▶ [SUPPLIED INFORMATION]:
------------------------------------

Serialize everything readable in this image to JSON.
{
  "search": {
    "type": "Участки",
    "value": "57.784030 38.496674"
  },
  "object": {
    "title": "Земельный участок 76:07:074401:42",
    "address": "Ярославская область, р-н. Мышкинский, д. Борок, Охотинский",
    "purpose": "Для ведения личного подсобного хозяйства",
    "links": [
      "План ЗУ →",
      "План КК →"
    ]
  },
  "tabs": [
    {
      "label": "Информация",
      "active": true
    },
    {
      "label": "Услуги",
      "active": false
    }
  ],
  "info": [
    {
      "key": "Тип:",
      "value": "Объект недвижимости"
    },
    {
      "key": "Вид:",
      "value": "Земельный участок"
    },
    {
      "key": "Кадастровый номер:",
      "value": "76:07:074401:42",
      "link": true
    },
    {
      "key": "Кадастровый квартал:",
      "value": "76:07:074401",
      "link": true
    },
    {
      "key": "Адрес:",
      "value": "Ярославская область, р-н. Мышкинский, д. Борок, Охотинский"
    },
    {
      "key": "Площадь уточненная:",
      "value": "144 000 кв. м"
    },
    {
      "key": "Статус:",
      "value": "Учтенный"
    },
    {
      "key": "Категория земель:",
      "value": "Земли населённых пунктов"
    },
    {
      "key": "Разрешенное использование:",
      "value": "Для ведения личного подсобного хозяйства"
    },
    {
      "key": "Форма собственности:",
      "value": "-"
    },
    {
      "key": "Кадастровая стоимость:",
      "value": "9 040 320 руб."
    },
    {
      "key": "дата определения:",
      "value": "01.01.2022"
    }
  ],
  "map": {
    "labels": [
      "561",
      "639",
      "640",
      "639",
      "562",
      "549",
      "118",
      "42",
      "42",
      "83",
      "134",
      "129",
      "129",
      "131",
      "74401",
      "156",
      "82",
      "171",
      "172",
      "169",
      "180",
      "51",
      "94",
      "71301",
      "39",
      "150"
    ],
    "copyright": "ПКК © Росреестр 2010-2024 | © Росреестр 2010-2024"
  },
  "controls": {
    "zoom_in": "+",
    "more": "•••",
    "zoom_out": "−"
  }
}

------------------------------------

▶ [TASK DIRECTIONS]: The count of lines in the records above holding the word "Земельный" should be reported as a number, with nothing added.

▶ [SOLUTION TO THE EXERCISE]: 2